Our goal is to create a society where an individual experiencing a mental health issue can be successful and thrive. We plan to achieve this by providing mental health education to the public creating a more understanding culture and reducing stigma. Working to collaborate and bring attention to the problems facing the mental health community. We hope to connect individuals who are suffering from a mental health problem with appropriate and effective treatment and support. We want to help the person while maintaining their independence, dignity and hope for recovery.
Research has shown that African American women are one of the most sedentary groups of people. This is problematic because inadequate exercise along with a poor diet can contribute to medical issues, such as hypertension, diabetes, cancer, kidney disease, and others. Our organization seeks to promote activity, a healthy diet, and lifestyle changes among African American women.

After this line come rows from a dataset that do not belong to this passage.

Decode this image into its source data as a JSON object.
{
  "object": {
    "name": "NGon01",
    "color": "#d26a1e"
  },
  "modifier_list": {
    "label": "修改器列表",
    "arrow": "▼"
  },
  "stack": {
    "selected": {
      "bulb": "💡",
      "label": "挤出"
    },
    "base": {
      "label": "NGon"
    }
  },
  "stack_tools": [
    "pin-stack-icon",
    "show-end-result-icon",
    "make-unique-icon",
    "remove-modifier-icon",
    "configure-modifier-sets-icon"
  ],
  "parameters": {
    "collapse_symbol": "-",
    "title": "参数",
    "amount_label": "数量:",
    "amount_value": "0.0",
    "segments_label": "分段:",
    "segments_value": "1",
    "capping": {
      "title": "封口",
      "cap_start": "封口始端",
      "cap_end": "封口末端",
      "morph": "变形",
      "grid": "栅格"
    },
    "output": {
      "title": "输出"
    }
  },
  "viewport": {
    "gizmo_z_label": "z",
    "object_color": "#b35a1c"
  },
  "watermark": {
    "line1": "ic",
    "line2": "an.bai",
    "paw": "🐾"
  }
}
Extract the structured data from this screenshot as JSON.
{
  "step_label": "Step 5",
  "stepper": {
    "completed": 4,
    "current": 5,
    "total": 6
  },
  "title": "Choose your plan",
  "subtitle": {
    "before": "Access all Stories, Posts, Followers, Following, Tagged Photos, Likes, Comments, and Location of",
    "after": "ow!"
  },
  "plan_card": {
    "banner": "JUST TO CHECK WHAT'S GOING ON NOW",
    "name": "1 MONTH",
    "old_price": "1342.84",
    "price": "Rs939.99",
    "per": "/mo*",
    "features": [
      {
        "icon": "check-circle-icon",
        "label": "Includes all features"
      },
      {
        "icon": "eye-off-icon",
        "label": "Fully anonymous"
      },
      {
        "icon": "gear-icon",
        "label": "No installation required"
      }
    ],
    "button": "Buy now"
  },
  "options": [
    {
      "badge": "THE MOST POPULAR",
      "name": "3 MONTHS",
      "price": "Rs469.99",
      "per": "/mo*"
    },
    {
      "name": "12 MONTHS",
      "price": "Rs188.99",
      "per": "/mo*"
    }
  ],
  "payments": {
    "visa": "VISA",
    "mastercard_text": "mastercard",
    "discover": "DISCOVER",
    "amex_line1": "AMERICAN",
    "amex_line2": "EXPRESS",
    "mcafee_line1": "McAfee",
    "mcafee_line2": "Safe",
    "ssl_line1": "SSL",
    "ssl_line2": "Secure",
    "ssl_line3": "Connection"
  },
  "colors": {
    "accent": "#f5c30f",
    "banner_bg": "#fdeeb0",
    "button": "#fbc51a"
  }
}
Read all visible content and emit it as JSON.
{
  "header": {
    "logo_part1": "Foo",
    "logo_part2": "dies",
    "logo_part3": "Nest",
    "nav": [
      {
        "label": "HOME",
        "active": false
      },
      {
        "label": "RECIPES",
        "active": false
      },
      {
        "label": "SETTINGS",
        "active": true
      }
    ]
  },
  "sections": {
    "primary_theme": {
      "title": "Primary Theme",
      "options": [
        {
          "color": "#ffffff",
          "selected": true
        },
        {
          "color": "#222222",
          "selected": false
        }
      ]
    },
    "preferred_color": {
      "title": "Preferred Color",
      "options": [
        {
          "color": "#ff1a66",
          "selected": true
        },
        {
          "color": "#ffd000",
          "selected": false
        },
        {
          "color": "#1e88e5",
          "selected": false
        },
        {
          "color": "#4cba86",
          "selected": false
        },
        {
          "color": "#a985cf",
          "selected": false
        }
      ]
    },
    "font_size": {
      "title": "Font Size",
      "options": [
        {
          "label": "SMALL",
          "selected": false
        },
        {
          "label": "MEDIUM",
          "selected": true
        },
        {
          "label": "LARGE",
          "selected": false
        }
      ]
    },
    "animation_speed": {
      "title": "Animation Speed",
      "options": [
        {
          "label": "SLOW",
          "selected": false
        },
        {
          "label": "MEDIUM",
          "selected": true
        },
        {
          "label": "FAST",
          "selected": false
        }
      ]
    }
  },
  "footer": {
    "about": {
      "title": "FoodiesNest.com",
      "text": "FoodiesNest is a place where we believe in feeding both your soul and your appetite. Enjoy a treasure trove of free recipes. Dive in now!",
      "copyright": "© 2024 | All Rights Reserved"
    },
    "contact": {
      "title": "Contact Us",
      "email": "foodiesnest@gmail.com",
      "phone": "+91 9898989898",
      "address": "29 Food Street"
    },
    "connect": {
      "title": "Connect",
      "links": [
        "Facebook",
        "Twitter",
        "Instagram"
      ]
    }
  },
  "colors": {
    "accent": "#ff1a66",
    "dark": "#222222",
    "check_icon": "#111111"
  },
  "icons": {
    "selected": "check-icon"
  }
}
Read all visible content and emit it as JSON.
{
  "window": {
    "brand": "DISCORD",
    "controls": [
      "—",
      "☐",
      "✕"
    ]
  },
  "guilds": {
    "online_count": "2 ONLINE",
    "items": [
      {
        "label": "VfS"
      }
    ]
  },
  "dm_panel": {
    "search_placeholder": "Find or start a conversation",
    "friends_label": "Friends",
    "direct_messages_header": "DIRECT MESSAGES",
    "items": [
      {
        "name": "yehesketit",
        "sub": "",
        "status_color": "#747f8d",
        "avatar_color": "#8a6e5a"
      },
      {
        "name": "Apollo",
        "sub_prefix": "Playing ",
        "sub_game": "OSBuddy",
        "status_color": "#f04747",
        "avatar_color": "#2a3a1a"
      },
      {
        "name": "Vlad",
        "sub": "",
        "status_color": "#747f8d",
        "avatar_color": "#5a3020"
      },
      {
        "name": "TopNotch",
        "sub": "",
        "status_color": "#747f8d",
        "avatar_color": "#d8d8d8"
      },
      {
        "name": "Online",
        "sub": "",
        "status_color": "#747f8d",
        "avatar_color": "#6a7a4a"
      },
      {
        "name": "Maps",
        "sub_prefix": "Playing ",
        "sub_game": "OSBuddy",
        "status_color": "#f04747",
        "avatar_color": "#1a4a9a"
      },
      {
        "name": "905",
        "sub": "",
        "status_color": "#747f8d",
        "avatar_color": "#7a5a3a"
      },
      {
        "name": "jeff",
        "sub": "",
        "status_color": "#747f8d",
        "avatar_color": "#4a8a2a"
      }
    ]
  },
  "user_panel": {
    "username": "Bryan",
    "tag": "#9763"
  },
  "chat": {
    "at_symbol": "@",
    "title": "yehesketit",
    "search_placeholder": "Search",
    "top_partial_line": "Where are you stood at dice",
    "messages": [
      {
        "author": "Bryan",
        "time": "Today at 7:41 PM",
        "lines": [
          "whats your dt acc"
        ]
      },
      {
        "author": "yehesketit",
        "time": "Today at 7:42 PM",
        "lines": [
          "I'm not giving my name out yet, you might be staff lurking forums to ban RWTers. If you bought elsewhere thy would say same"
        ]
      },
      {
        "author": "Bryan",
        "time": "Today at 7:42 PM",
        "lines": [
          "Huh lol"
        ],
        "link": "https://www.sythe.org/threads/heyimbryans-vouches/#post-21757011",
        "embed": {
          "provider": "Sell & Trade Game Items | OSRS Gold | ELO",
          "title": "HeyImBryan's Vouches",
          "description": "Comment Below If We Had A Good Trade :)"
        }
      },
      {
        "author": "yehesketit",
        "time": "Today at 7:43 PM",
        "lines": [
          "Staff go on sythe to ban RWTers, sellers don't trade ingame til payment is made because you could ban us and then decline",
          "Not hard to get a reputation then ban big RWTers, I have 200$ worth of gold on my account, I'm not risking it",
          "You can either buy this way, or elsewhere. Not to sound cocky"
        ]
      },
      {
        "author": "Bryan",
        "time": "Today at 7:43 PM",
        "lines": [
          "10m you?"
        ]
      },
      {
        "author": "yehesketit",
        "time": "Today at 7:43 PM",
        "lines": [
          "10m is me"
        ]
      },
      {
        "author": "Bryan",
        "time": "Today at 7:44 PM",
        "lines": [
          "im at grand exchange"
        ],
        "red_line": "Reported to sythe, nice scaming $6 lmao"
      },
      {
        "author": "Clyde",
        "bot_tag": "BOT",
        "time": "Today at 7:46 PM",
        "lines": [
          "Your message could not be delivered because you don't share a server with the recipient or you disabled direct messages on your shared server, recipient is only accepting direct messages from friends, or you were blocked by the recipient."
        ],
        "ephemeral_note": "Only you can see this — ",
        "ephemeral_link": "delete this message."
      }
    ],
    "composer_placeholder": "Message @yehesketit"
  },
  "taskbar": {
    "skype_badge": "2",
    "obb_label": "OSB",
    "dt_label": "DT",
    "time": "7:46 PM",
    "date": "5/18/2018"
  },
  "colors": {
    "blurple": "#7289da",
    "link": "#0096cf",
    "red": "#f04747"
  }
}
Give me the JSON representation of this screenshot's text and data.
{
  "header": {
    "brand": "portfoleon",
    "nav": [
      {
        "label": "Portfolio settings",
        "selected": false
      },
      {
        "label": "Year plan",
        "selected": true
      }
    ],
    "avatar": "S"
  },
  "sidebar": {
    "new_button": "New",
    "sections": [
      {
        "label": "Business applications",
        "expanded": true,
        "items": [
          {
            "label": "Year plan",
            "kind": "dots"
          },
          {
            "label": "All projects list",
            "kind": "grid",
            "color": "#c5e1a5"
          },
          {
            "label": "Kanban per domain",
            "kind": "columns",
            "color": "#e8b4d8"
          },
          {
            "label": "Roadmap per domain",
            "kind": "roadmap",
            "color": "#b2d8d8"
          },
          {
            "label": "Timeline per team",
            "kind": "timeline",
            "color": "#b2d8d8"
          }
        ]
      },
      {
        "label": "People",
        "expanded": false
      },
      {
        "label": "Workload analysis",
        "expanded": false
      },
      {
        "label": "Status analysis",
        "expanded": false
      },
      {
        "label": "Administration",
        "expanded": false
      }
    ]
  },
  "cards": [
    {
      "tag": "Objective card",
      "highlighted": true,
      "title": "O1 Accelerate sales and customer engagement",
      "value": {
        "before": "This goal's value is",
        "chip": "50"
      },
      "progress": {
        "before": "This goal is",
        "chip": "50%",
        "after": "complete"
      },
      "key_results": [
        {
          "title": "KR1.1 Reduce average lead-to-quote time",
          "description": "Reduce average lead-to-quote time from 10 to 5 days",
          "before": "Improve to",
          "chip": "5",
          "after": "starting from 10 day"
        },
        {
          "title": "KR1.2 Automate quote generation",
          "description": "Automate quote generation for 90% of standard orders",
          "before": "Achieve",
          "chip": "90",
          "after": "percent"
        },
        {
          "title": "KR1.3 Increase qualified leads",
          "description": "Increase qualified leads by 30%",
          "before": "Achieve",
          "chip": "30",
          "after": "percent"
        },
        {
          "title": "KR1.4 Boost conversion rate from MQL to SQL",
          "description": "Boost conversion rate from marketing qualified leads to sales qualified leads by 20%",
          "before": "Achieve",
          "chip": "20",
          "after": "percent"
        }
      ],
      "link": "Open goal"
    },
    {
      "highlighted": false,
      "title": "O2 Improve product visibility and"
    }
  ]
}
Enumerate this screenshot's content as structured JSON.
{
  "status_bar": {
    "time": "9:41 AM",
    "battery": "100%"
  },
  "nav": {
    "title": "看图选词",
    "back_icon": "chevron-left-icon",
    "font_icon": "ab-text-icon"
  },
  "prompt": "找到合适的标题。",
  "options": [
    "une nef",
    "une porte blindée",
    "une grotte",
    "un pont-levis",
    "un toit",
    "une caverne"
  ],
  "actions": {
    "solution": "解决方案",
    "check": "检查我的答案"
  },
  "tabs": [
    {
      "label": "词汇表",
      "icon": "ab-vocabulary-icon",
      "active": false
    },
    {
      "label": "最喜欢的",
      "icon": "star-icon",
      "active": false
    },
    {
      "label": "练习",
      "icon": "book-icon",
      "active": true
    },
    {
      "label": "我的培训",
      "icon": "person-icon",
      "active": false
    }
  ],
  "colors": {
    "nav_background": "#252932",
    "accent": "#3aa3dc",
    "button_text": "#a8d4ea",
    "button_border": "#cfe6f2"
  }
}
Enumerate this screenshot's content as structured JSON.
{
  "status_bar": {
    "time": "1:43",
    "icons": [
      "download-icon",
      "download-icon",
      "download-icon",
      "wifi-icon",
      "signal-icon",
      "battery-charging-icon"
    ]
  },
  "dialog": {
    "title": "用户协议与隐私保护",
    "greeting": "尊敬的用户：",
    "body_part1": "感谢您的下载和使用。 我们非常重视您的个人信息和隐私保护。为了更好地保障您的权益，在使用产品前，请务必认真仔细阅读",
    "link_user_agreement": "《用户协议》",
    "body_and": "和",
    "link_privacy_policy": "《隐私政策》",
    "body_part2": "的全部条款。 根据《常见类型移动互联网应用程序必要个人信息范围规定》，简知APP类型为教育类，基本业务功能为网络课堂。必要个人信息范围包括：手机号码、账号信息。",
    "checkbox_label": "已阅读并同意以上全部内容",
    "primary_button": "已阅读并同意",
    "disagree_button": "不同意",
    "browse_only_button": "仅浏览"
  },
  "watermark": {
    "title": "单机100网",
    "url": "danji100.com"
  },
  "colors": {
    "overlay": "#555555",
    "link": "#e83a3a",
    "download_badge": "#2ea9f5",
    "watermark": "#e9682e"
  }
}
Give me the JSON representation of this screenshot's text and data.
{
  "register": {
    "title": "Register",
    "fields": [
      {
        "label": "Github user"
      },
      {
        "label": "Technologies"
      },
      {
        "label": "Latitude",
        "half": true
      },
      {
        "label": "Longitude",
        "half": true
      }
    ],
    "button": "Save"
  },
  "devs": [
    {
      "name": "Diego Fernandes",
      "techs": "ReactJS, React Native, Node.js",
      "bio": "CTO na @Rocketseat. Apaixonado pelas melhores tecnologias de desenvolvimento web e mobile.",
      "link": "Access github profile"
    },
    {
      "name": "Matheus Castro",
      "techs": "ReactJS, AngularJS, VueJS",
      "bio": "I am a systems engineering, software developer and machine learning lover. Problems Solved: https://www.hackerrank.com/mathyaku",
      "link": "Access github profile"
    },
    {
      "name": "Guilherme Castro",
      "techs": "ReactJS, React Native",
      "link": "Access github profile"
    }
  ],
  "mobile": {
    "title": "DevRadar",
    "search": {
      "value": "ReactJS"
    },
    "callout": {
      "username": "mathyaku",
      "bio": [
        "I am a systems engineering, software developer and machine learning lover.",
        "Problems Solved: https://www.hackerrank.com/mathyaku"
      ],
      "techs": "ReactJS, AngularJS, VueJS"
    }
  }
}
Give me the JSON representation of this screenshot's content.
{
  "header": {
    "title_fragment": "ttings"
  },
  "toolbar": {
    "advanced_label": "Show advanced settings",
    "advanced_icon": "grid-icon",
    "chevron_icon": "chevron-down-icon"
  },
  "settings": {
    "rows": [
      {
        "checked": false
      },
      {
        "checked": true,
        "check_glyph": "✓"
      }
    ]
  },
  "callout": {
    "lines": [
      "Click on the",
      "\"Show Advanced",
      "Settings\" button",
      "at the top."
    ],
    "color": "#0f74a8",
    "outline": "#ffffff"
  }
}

We hope to improve health outcomes and quality of life.
* To move from "diversity education" to inclusivity training.
* To empower entry-level clinicians in training, by giving them the tools they need to practice more inclusively across the lifespan of their careers: from classroom, to clinic, to educator.
* To empower educators to deliver high-quality inclusivity education and training, despite deficits in knowlede, background or self-efficacy.
We are going to use this platform to be able to communicate effectively, collaborate, and build each other up for this fellowship. Activism satrts here, let us learn and use each other's strengths to the best of our ability.
We are here to help, and are open to any and all questions that you may possess. If we don't know the answer, we will do our best to find someone who does. Together, we can change the world.
The CDC recommends everyone between the ages of 13-64 years old be tested for HIV at least once during their lifetime. HIV tests, however, are not always offered to patients by their primary care physicians. The purpose of this Action Group is to affect provider knowledge about CDC recommendations around HIV testing and push for routine HIV screening in primary care settings and family practices throughout Allegheny County.